A laboratory analogue of mirrored-self misidentification delusion: The role of hypnosis, suggestion, and demand characteristics

Consciousness and Cognition 22 (4):1510-1522 (2013)

Authors
Abstract
Mirrored-self misidentification is the delusional belief that one's own reflection in the mirror is a stranger. In two experiments, we tested the ability of hypnotic suggestion to model this condition. In Experiment 1, we compared two suggestions based on either the delusion's surface features (seeing a stranger in the mirror) or underlying processes (impaired face processing). Fifty-two high hypnotisable participants received one of these suggestions either with hypnosis or without in a wake control.
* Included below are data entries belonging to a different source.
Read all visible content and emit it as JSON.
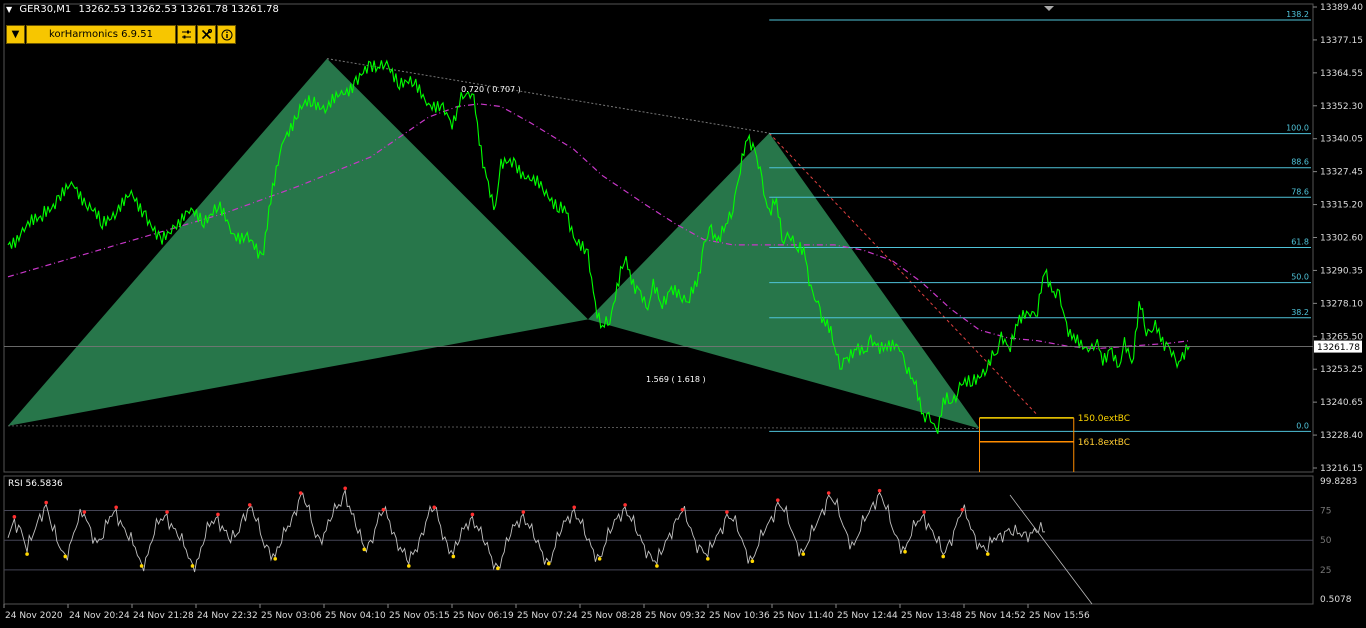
{
  "header": {
    "symbol": "GER30,M1",
    "ohlc": "13262.53 13262.53 13261.78 13261.78"
  },
  "toolbar": {
    "indicator_name": "korHarmonics 6.9.51"
  },
  "icons": [
    "dropdown-arrow-icon",
    "sliders-icon",
    "tools-icon",
    "info-icon"
  ],
  "colors": {
    "background": "#000000",
    "price": "#00ff00",
    "pattern_fill": "#2e8b57",
    "fib": "#4fc3d9",
    "ma": "#c837c8",
    "rsi_line": "#c0c0c0",
    "rsi_high": "#ff3030",
    "rsi_low": "#ffd700",
    "target": "#ffd700"
  },
  "chart_data": {
    "type": "line",
    "symbol": "GER30",
    "timeframe": "M1",
    "current_price": 13261.78,
    "current_price_label": "13261.78",
    "price_axis_labels": [
      "13389.40",
      "13377.15",
      "13364.55",
      "13352.30",
      "13340.05",
      "13327.45",
      "13315.20",
      "13302.60",
      "13290.35",
      "13278.10",
      "13265.50",
      "13253.25",
      "13240.65",
      "13228.40",
      "13216.15"
    ],
    "time_axis_labels": [
      "24 Nov 2020",
      "24 Nov 20:24",
      "24 Nov 21:28",
      "24 Nov 22:32",
      "25 Nov 03:06",
      "25 Nov 04:10",
      "25 Nov 05:15",
      "25 Nov 06:19",
      "25 Nov 07:24",
      "25 Nov 08:28",
      "25 Nov 09:32",
      "25 Nov 10:36",
      "25 Nov 11:40",
      "25 Nov 12:44",
      "25 Nov 13:48",
      "25 Nov 14:52",
      "25 Nov 15:56"
    ],
    "ylim": [
      13216.15,
      13389.4
    ],
    "price_path": [
      [
        0,
        13300
      ],
      [
        2,
        13305
      ],
      [
        5,
        13312
      ],
      [
        7,
        13318
      ],
      [
        9,
        13322
      ],
      [
        11,
        13316
      ],
      [
        13,
        13307
      ],
      [
        15,
        13314
      ],
      [
        17,
        13318
      ],
      [
        19,
        13312
      ],
      [
        21,
        13300
      ],
      [
        23,
        13308
      ],
      [
        25,
        13312
      ],
      [
        27,
        13310
      ],
      [
        29,
        13314
      ],
      [
        31,
        13305
      ],
      [
        33,
        13302
      ],
      [
        35,
        13295
      ],
      [
        36,
        13313
      ],
      [
        38,
        13340
      ],
      [
        40,
        13350
      ],
      [
        42,
        13354
      ],
      [
        44,
        13352
      ],
      [
        46,
        13356
      ],
      [
        48,
        13362
      ],
      [
        50,
        13366
      ],
      [
        51,
        13368
      ],
      [
        52,
        13368
      ],
      [
        54,
        13362
      ],
      [
        56,
        13360
      ],
      [
        58,
        13354
      ],
      [
        60,
        13350
      ],
      [
        61,
        13346
      ],
      [
        62,
        13350
      ],
      [
        63,
        13358
      ],
      [
        64,
        13358
      ],
      [
        65,
        13340
      ],
      [
        66,
        13325
      ],
      [
        67,
        13312
      ],
      [
        68,
        13330
      ],
      [
        70,
        13330
      ],
      [
        72,
        13325
      ],
      [
        74,
        13320
      ],
      [
        76,
        13315
      ],
      [
        77,
        13312
      ],
      [
        78,
        13303
      ],
      [
        80,
        13295
      ],
      [
        81,
        13278
      ],
      [
        82,
        13268
      ],
      [
        83,
        13273
      ],
      [
        85,
        13294
      ],
      [
        86,
        13288
      ],
      [
        87,
        13282
      ],
      [
        88,
        13276
      ],
      [
        89,
        13284
      ],
      [
        90,
        13278
      ],
      [
        91,
        13282
      ],
      [
        93,
        13281
      ],
      [
        94,
        13280
      ],
      [
        95,
        13285
      ],
      [
        96,
        13300
      ],
      [
        97,
        13305
      ],
      [
        98,
        13302
      ],
      [
        99,
        13307
      ],
      [
        100,
        13315
      ],
      [
        101,
        13328
      ],
      [
        102,
        13342
      ],
      [
        103,
        13334
      ],
      [
        104,
        13325
      ],
      [
        105,
        13310
      ],
      [
        106,
        13318
      ],
      [
        107,
        13300
      ],
      [
        108,
        13305
      ],
      [
        109,
        13298
      ],
      [
        110,
        13296
      ],
      [
        111,
        13280
      ],
      [
        112,
        13275
      ],
      [
        113,
        13270
      ],
      [
        114,
        13262
      ],
      [
        115,
        13255
      ],
      [
        116,
        13258
      ],
      [
        117,
        13262
      ],
      [
        118,
        13258
      ],
      [
        119,
        13265
      ],
      [
        120,
        13260
      ],
      [
        121,
        13263
      ],
      [
        123,
        13260
      ],
      [
        124,
        13255
      ],
      [
        125,
        13248
      ],
      [
        126,
        13238
      ],
      [
        127,
        13234
      ],
      [
        128,
        13230
      ],
      [
        129,
        13240
      ],
      [
        130,
        13242
      ],
      [
        131,
        13245
      ],
      [
        133,
        13250
      ],
      [
        135,
        13253
      ],
      [
        136,
        13258
      ],
      [
        137,
        13265
      ],
      [
        138,
        13260
      ],
      [
        139,
        13270
      ],
      [
        141,
        13274
      ],
      [
        142,
        13276
      ],
      [
        143,
        13290
      ],
      [
        144,
        13283
      ],
      [
        145,
        13280
      ],
      [
        146,
        13270
      ],
      [
        147,
        13264
      ],
      [
        149,
        13262
      ],
      [
        150,
        13263
      ],
      [
        151,
        13258
      ],
      [
        152,
        13260
      ],
      [
        153,
        13254
      ],
      [
        154,
        13262
      ],
      [
        155,
        13255
      ],
      [
        156,
        13278
      ],
      [
        157,
        13268
      ],
      [
        158,
        13270
      ],
      [
        159,
        13265
      ],
      [
        160,
        13262
      ],
      [
        161,
        13255
      ],
      [
        162,
        13258
      ],
      [
        163,
        13262
      ]
    ],
    "ma_path": [
      [
        0,
        13288
      ],
      [
        10,
        13296
      ],
      [
        20,
        13304
      ],
      [
        30,
        13312
      ],
      [
        40,
        13322
      ],
      [
        50,
        13333
      ],
      [
        58,
        13348
      ],
      [
        62,
        13352
      ],
      [
        65,
        13353
      ],
      [
        68,
        13352
      ],
      [
        72,
        13346
      ],
      [
        78,
        13336
      ],
      [
        82,
        13326
      ],
      [
        88,
        13315
      ],
      [
        92,
        13308
      ],
      [
        96,
        13302
      ],
      [
        100,
        13300
      ],
      [
        104,
        13300
      ],
      [
        110,
        13300
      ],
      [
        114,
        13300
      ],
      [
        118,
        13298
      ],
      [
        122,
        13294
      ],
      [
        126,
        13286
      ],
      [
        130,
        13276
      ],
      [
        134,
        13268
      ],
      [
        138,
        13265
      ],
      [
        142,
        13264
      ],
      [
        146,
        13262
      ],
      [
        150,
        13261
      ],
      [
        155,
        13262
      ],
      [
        160,
        13263
      ],
      [
        163,
        13264
      ]
    ],
    "harmonic_pattern": {
      "points": [
        [
          0,
          13232
        ],
        [
          44,
          13370
        ],
        [
          80,
          13272
        ],
        [
          105,
          13342
        ],
        [
          134,
          13231
        ]
      ],
      "ratio_label_xb": "0.720 ( 0.707 )",
      "ratio_label_bd": "1.569 ( 1.618 )"
    },
    "fib_levels": [
      {
        "label": "138.2",
        "price": 13384.5
      },
      {
        "label": "100.0",
        "price": 13341.8
      },
      {
        "label": "88.6",
        "price": 13329.0
      },
      {
        "label": "78.6",
        "price": 13317.9
      },
      {
        "label": "61.8",
        "price": 13299.0
      },
      {
        "label": "50.0",
        "price": 13285.8
      },
      {
        "label": "38.2",
        "price": 13272.6
      },
      {
        "label": "0.0",
        "price": 13229.9
      }
    ],
    "targets": [
      {
        "label": "150.0extBC",
        "price": 13235.0
      },
      {
        "label": "161.8extBC",
        "price": 13226.0
      }
    ],
    "rsi": {
      "label": "RSI 56.5836",
      "value": 56.5836,
      "axis_labels": [
        "99.8283",
        "75",
        "50",
        "25",
        "0.5078"
      ],
      "levels": [
        75,
        50,
        25
      ],
      "ylim": [
        0.5078,
        99.8283
      ],
      "values": [
        52,
        68,
        60,
        40,
        55,
        72,
        80,
        58,
        45,
        38,
        50,
        65,
        72,
        60,
        48,
        52,
        70,
        76,
        62,
        50,
        44,
        30,
        38,
        55,
        68,
        72,
        60,
        50,
        42,
        30,
        35,
        52,
        66,
        70,
        58,
        48,
        55,
        72,
        78,
        66,
        50,
        44,
        36,
        48,
        62,
        74,
        88,
        78,
        60,
        52,
        58,
        70,
        80,
        92,
        72,
        56,
        44,
        50,
        64,
        74,
        66,
        52,
        40,
        30,
        42,
        56,
        70,
        76,
        62,
        48,
        38,
        50,
        64,
        70,
        58,
        46,
        36,
        28,
        40,
        54,
        66,
        72,
        60,
        48,
        40,
        32,
        44,
        58,
        70,
        76,
        64,
        50,
        42,
        36,
        48,
        60,
        72,
        78,
        66,
        54,
        46,
        38,
        30,
        42,
        56,
        68,
        74,
        62,
        50,
        44,
        36,
        48,
        60,
        72,
        66,
        54,
        42,
        34,
        46,
        58,
        70,
        82,
        74,
        60,
        48,
        40,
        50,
        62,
        76,
        88,
        80,
        66,
        54,
        46,
        58,
        70,
        82,
        90,
        76,
        60,
        50,
        42,
        54,
        66,
        72,
        60,
        48,
        38,
        50,
        62,
        74,
        66,
        54,
        44,
        40,
        52,
        56,
        58,
        54,
        56,
        57,
        56,
        57,
        57
      ]
    }
  }
}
In Experiment 2, we examined the extent to which social cues and role-playing could account for participants' behaviour by comparing the responses of 14 hypnotised participants to the suggestion for impaired face processing (reals) with those of 14 nonhypnotised participants instructed to fake their responses (simulators). Overall, results from both experiments confirm that we can use hypnotic suggestion to produce a compelling analogue of mirrored-self misidentification that cannot simply be attributed to social cues or role-playing
Keywords No keywords specified (fix it)
Categories (categorize this paper)
DOI 10.1016/j.concog.2013.10.006
Options
Edit this record
Mark as duplicate
Export citation
Find it on Scholar
Request removal from index
Revision history

Download options

Our Archive


Upload a copy of this paper     Check publisher's policy     Papers currently archived: 46,355
Through your library

References found in this work BETA

Hypnotic Suggestion and Cognitive Neuroscience.David A. Oakley & Peter W. Halligan - 2009 - Trends in Cognitive Sciences 13 (6):264-270.
The Neural Correlates of Visual Self-Recognition.Christel Devue & Serge Brédart - 2011 - Consciousness and Cognition 20 (1):40-51.
The Cognitive Neuropsychology of Delusions.Robyn Langdon & Max Coltheart - 2000 - Mind and Language 15 (1):183-216.
Chimpanzees: Self-Recognition.G. G. Gallup - 1970 - Science 167:86-87.

View all 12 references / Add more references

Citations of this work BETA

Add more citations

Similar books and articles

Can We Recreate Delusions in the Laboratory?Lisa Bortolotti, Rochelle Cox & Amanda Barnier - 2012 - Philosophical Psychology 25 (1):109 - 131.
Pathologies of Belief.Martin Davies & Max Coltheart - 2000 - Mind and Language 15 (1):1-46.
The Phenomenological Role of Affect in the Capgras Delusion.Matthew Ratcliffe - 2008 - Continental Philosophy Review 41 (2):195-216.

Analytics

Added to PP index
2013-12-15

Total views
23 ( #404,427 of 2,286,100 )

Recent downloads (6 months)
6 ( #196,503 of 2,286,100 )

How can I increase my downloads?

Downloads

My notes

Sign in to use this feature